Material provided:

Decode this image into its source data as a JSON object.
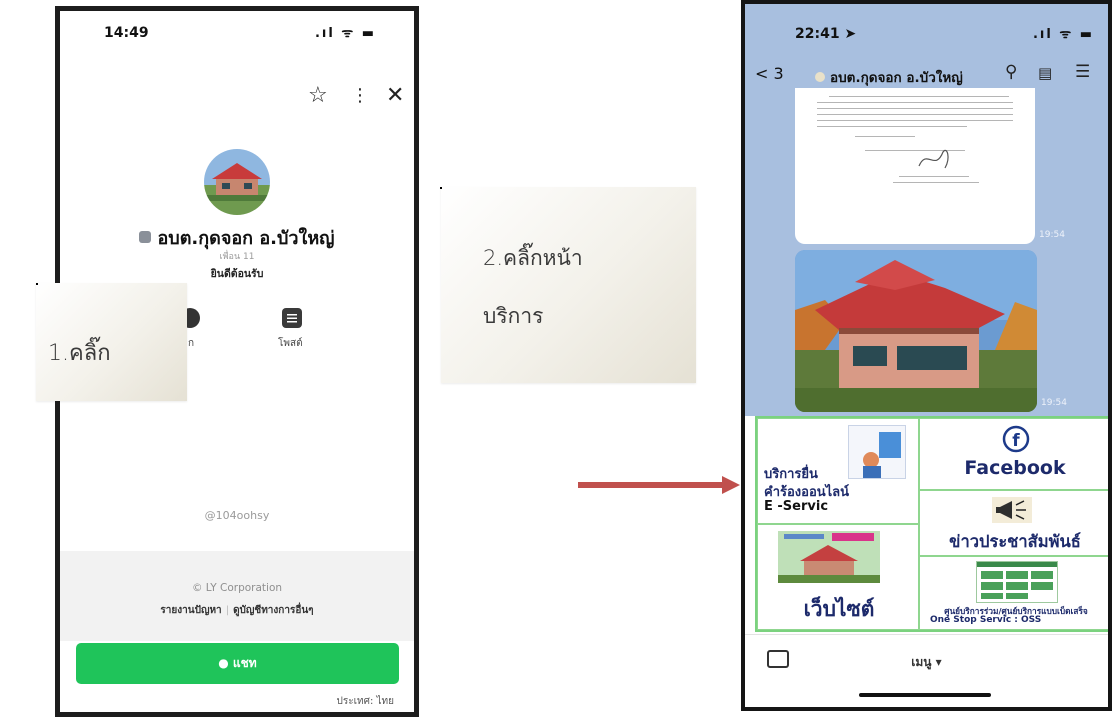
{
  "left_phone": {
    "status_time": "14:49",
    "status_icons": ".ıl ᯤ ▬",
    "profile_name": "อบต.กุดจอก อ.บัวใหญ่",
    "friends_count": "เพื่อน 11",
    "welcome": "ยินดีต้อนรับ",
    "actions": [
      {
        "label": "ก",
        "icon": "chat-icon"
      },
      {
        "label": "โพสต์",
        "icon": "post-icon"
      }
    ],
    "line_id": "@104oohsy",
    "copyright": "© LY Corporation",
    "footer_link_1": "รายงานปัญหา",
    "footer_link_2": "ดูบัญชีทางการอื่นๆ",
    "chat_button": "แชท",
    "country": "ประเทศ: ไทย",
    "header_icons": [
      "star-icon",
      "more-icon",
      "close-icon"
    ]
  },
  "callout_1": "1.คลิ๊ก",
  "callout_2_line1": "2.คลิ๊กหน้า",
  "callout_2_line2": "บริการ",
  "right_phone": {
    "status_time": "22:41",
    "back_count": "3",
    "chat_title": "อบต.กุดจอก อ.บัวใหญ่",
    "message_times": [
      "19:54",
      "19:54"
    ],
    "rich_menu": {
      "e_service_line1": "บริการยื่น",
      "e_service_line2": "คำร้องออนไลน์",
      "e_service_line3": "E -Servic",
      "facebook": "Facebook",
      "news": "ข่าวประชาสัมพันธ์",
      "website": "เว็บไซต์",
      "oss_line1": "ศูนย์บริการร่วม/ศูนย์บริการแบบเบ็ดเสร็จ",
      "oss_line2": "One Stop Servic : OSS"
    },
    "menu_label": "เมนู ▾"
  },
  "colors": {
    "line_green": "#1fc45a",
    "arrow": "#c0504d",
    "chat_bg": "#a8bfdf",
    "rich_menu_text": "#1d2a6b"
  }
}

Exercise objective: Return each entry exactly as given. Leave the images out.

Completed task:
Decode this image into its source data as a JSON object.
{
  "left_phone": {
    "status_time": "14:49",
    "status_icons": ".ıl ᯤ ▬",
    "profile_name": "อบต.กุดจอก อ.บัวใหญ่",
    "friends_count": "เพื่อน 11",
    "welcome": "ยินดีต้อนรับ",
    "actions": [
      {
        "label": "ก",
        "icon": "chat-icon"
      },
      {
        "label": "โพสต์",
        "icon": "post-icon"
      }
    ],
    "line_id": "@104oohsy",
    "copyright": "© LY Corporation",
    "footer_link_1": "รายงานปัญหา",
    "footer_link_2": "ดูบัญชีทางการอื่นๆ",
    "chat_button": "แชท",
    "country": "ประเทศ: ไทย",
    "header_icons": [
      "star-icon",
      "more-icon",
      "close-icon"
    ]
  },
  "callout_1": "1.คลิ๊ก",
  "callout_2_line1": "2.คลิ๊กหน้า",
  "callout_2_line2": "บริการ",
  "right_phone": {
    "status_time": "22:41",
    "back_count": "3",
    "chat_title": "อบต.กุดจอก อ.บัวใหญ่",
    "message_times": [
      "19:54",
      "19:54"
    ],
    "rich_menu": {
      "e_service_line1": "บริการยื่น",
      "e_service_line2": "คำร้องออนไลน์",
      "e_service_line3": "E -Servic",
      "facebook": "Facebook",
      "news": "ข่าวประชาสัมพันธ์",
      "website": "เว็บไซต์",
      "oss_line1": "ศูนย์บริการร่วม/ศูนย์บริการแบบเบ็ดเสร็จ",
      "oss_line2": "One Stop Servic : OSS"
    },
    "menu_label": "เมนู ▾"
  },
  "colors": {
    "line_green": "#1fc45a",
    "arrow": "#c0504d",
    "chat_bg": "#a8bfdf",
    "rich_menu_text": "#1d2a6b"
  }
}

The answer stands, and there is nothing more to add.